**Task brief**: Leave the pictures out and repeat the rest of the data below exactly.

**Source material**:
=== Begin Enclosure ===

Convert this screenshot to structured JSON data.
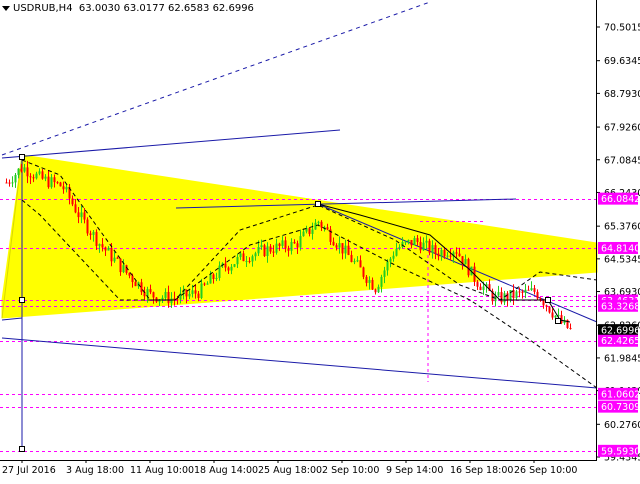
{
  "header": {
    "symbol": "USDRUB,H4",
    "open": "63.0030",
    "high": "63.0177",
    "low": "62.6583",
    "close": "62.6996"
  },
  "y_axis": {
    "min": 59.4345,
    "max": 71.0,
    "ticks": [
      "70.5015",
      "69.6345",
      "68.7930",
      "67.9260",
      "67.0845",
      "66.2430",
      "65.3760",
      "64.5345",
      "63.6930",
      "62.8260",
      "61.9845",
      "61.1430",
      "60.2760",
      "59.4345"
    ]
  },
  "x_axis": {
    "labels": [
      "27 Jul 2016",
      "3 Aug 18:00",
      "11 Aug 10:00",
      "18 Aug 14:00",
      "25 Aug 18:00",
      "2 Sep 10:00",
      "9 Sep 14:00",
      "16 Sep 18:00",
      "26 Sep 10:00"
    ]
  },
  "price_labels": [
    {
      "text": "66.0842",
      "value": 66.0842,
      "color": "#ff00ff"
    },
    {
      "text": "64.8140",
      "value": 64.814,
      "color": "#ff00ff"
    },
    {
      "text": "63.4631",
      "value": 63.4631,
      "color": "#ff00ff"
    },
    {
      "text": "63.3268",
      "value": 63.3268,
      "color": "#ff00ff"
    },
    {
      "text": "62.6996",
      "value": 62.6996,
      "color": "#000000"
    },
    {
      "text": "62.4265",
      "value": 62.4265,
      "color": "#ff00ff"
    },
    {
      "text": "61.0602",
      "value": 61.0602,
      "color": "#ff00ff"
    },
    {
      "text": "60.7309",
      "value": 60.7309,
      "color": "#ff00ff"
    },
    {
      "text": "59.5930",
      "value": 59.593,
      "color": "#ff00ff"
    }
  ],
  "colors": {
    "background": "#ffffff",
    "triangle_fill": "#ffff00",
    "bull_candle": "#22cc22",
    "bear_candle": "#ff0000",
    "trend_line": "#1a1aa8",
    "level_line": "#ff00ff",
    "wave_line": "#000000"
  },
  "chart_data": {
    "type": "candlestick",
    "symbol": "USDRUB",
    "timeframe": "H4",
    "ylim": [
      59.4345,
      71.0
    ],
    "close_path": [
      [
        "27 Jul 2016",
        66.5
      ],
      [
        "29 Jul",
        66.9
      ],
      [
        "1 Aug",
        66.6
      ],
      [
        "3 Aug 18:00",
        66.3
      ],
      [
        "5 Aug",
        65.8
      ],
      [
        "8 Aug",
        64.9
      ],
      [
        "9 Aug",
        64.6
      ],
      [
        "11 Aug 10:00",
        64.0
      ],
      [
        "15 Aug",
        63.5
      ],
      [
        "16 Aug",
        63.6
      ],
      [
        "18 Aug 14:00",
        64.0
      ],
      [
        "21 Aug",
        64.6
      ],
      [
        "23 Aug",
        64.8
      ],
      [
        "25 Aug 18:00",
        64.9
      ],
      [
        "28 Aug",
        65.2
      ],
      [
        "31 Aug",
        65.5
      ],
      [
        "2 Sep 10:00",
        65.0
      ],
      [
        "5 Sep",
        64.6
      ],
      [
        "7 Sep",
        64.2
      ],
      [
        "9 Sep 14:00",
        64.8
      ],
      [
        "12 Sep",
        65.0
      ],
      [
        "14 Sep",
        64.9
      ],
      [
        "16 Sep 18:00",
        64.0
      ],
      [
        "20 Sep",
        63.6
      ],
      [
        "23 Sep",
        63.9
      ],
      [
        "26 Sep 10:00",
        63.6
      ],
      [
        "28 Sep",
        63.0
      ],
      [
        "29 Sep",
        62.7
      ]
    ],
    "levels": [
      66.0842,
      64.814,
      63.4631,
      63.3268,
      62.4265,
      61.0602,
      60.7309,
      59.593
    ]
  }
}
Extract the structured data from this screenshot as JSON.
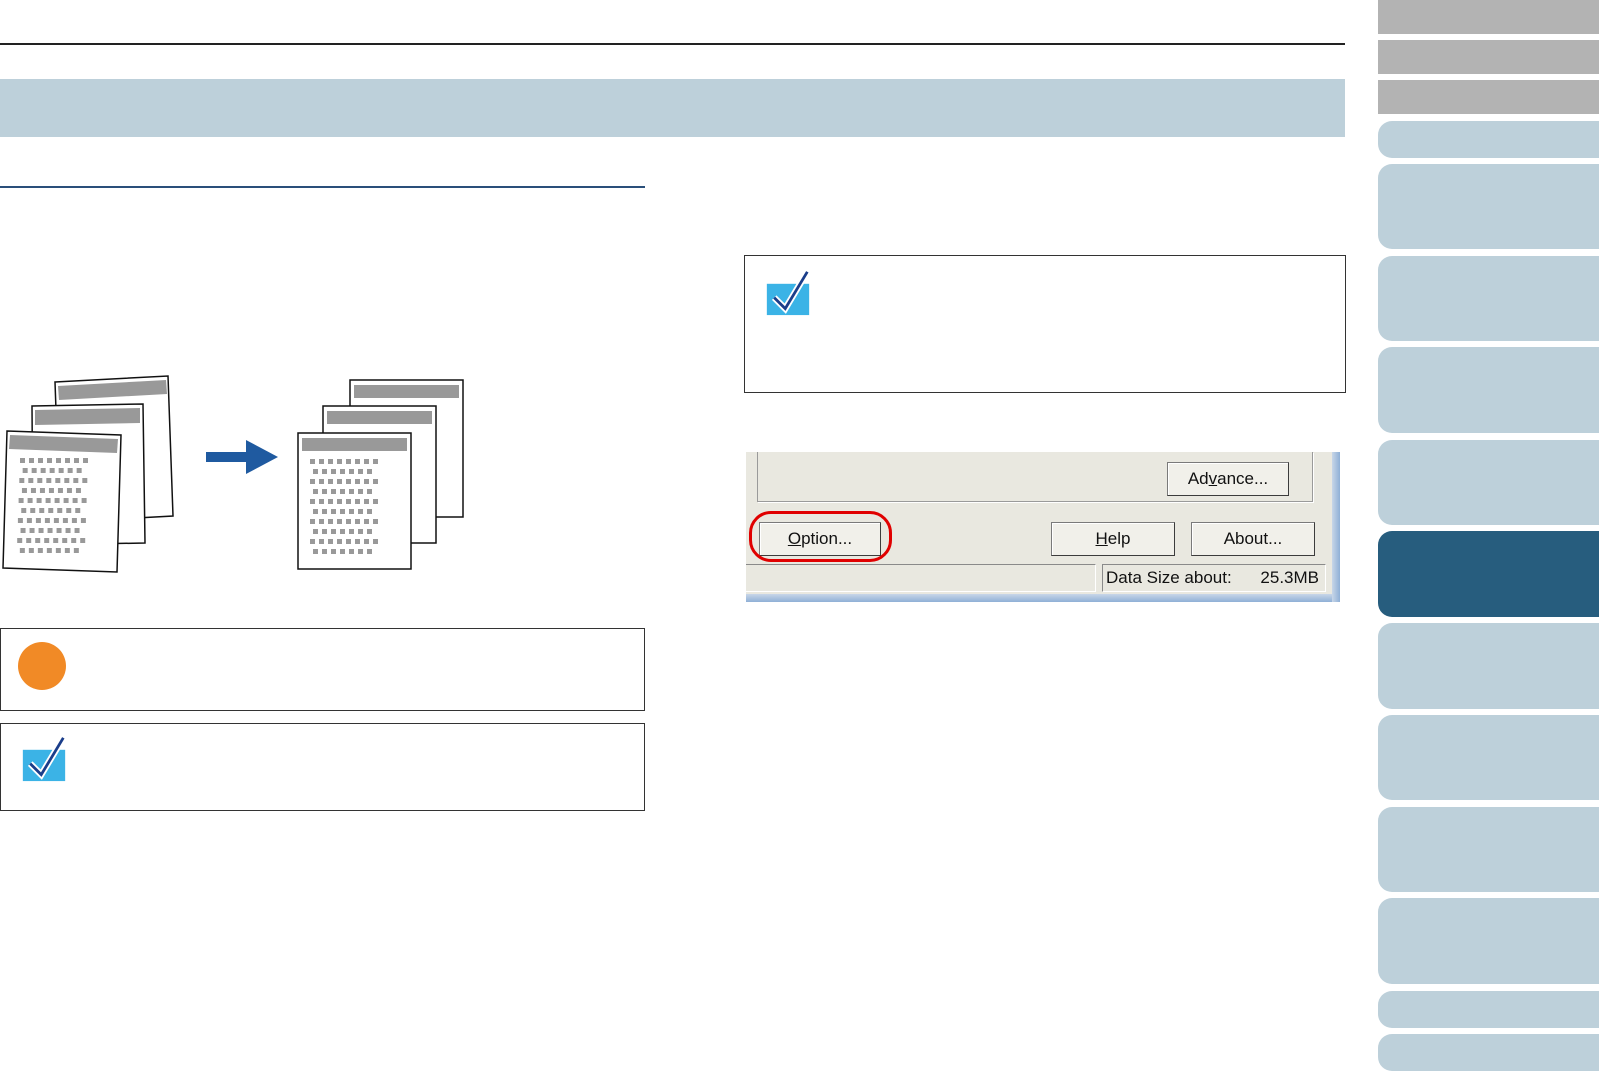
{
  "dialog": {
    "advance_label": "Advance...",
    "option_label": "Option...",
    "help_label": "Help",
    "about_label": "About...",
    "data_size_label": "Data Size about:",
    "data_size_value": "25.3MB"
  },
  "colors": {
    "title_band": "#bdd0da",
    "nav_active": "#275d7e",
    "nav_inactive": "#bdd0da",
    "nav_top": "#b3b3b3",
    "arrow": "#1f5aa0",
    "caution": "#f18a26",
    "check": "#3bb3e6",
    "highlight": "#e00000"
  },
  "icons": [
    "check-icon",
    "caution-icon",
    "arrow-right-icon"
  ]
}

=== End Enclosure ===

**Output below**:
Convert this screenshot to structured JSON data.
{
  "header": {
    "symbol": "USDRUB,H4",
    "open": "63.0030",
    "high": "63.0177",
    "low": "62.6583",
    "close": "62.6996"
  },
  "y_axis": {
    "min": 59.4345,
    "max": 71.0,
    "ticks": [
      "70.5015",
      "69.6345",
      "68.7930",
      "67.9260",
      "67.0845",
      "66.2430",
      "65.3760",
      "64.5345",
      "63.6930",
      "62.8260",
      "61.9845",
      "61.1430",
      "60.2760",
      "59.4345"
    ]
  },
  "x_axis": {
    "labels": [
      "27 Jul 2016",
      "3 Aug 18:00",
      "11 Aug 10:00",
      "18 Aug 14:00",
      "25 Aug 18:00",
      "2 Sep 10:00",
      "9 Sep 14:00",
      "16 Sep 18:00",
      "26 Sep 10:00"
    ]
  },
  "price_labels": [
    {
      "text": "66.0842",
      "value": 66.0842,
      "color": "#ff00ff"
    },
    {
      "text": "64.8140",
      "value": 64.814,
      "color": "#ff00ff"
    },
    {
      "text": "63.4631",
      "value": 63.4631,
      "color": "#ff00ff"
    },
    {
      "text": "63.3268",
      "value": 63.3268,
      "color": "#ff00ff"
    },
    {
      "text": "62.6996",
      "value": 62.6996,
      "color": "#000000"
    },
    {
      "text": "62.4265",
      "value": 62.4265,
      "color": "#ff00ff"
    },
    {
      "text": "61.0602",
      "value": 61.0602,
      "color": "#ff00ff"
    },
    {
      "text": "60.7309",
      "value": 60.7309,
      "color": "#ff00ff"
    },
    {
      "text": "59.5930",
      "value": 59.593,
      "color": "#ff00ff"
    }
  ],
  "colors": {
    "background": "#ffffff",
    "triangle_fill": "#ffff00",
    "bull_candle": "#22cc22",
    "bear_candle": "#ff0000",
    "trend_line": "#1a1aa8",
    "level_line": "#ff00ff",
    "wave_line": "#000000"
  },
  "chart_data": {
    "type": "candlestick",
    "symbol": "USDRUB",
    "timeframe": "H4",
    "ylim": [
      59.4345,
      71.0
    ],
    "close_path": [
      [
        "27 Jul 2016",
        66.5
      ],
      [
        "29 Jul",
        66.9
      ],
      [
        "1 Aug",
        66.6
      ],
      [
        "3 Aug 18:00",
        66.3
      ],
      [
        "5 Aug",
        65.8
      ],
      [
        "8 Aug",
        64.9
      ],
      [
        "9 Aug",
        64.6
      ],
      [
        "11 Aug 10:00",
        64.0
      ],
      [
        "15 Aug",
        63.5
      ],
      [
        "16 Aug",
        63.6
      ],
      [
        "18 Aug 14:00",
        64.0
      ],
      [
        "21 Aug",
        64.6
      ],
      [
        "23 Aug",
        64.8
      ],
      [
        "25 Aug 18:00",
        64.9
      ],
      [
        "28 Aug",
        65.2
      ],
      [
        "31 Aug",
        65.5
      ],
      [
        "2 Sep 10:00",
        65.0
      ],
      [
        "5 Sep",
        64.6
      ],
      [
        "7 Sep",
        64.2
      ],
      [
        "9 Sep 14:00",
        64.8
      ],
      [
        "12 Sep",
        65.0
      ],
      [
        "14 Sep",
        64.9
      ],
      [
        "16 Sep 18:00",
        64.0
      ],
      [
        "20 Sep",
        63.6
      ],
      [
        "23 Sep",
        63.9
      ],
      [
        "26 Sep 10:00",
        63.6
      ],
      [
        "28 Sep",
        63.0
      ],
      [
        "29 Sep",
        62.7
      ]
    ],
    "levels": [
      66.0842,
      64.814,
      63.4631,
      63.3268,
      62.4265,
      61.0602,
      60.7309,
      59.593
    ]
  }
}
Extract the structured data from this screenshot as JSON.
{
  "dialog": {
    "advance_label": "Advance...",
    "option_label": "Option...",
    "help_label": "Help",
    "about_label": "About...",
    "data_size_label": "Data Size about:",
    "data_size_value": "25.3MB"
  },
  "colors": {
    "title_band": "#bdd0da",
    "nav_active": "#275d7e",
    "nav_inactive": "#bdd0da",
    "nav_top": "#b3b3b3",
    "arrow": "#1f5aa0",
    "caution": "#f18a26",
    "check": "#3bb3e6",
    "highlight": "#e00000"
  },
  "icons": [
    "check-icon",
    "caution-icon",
    "arrow-right-icon"
  ]
}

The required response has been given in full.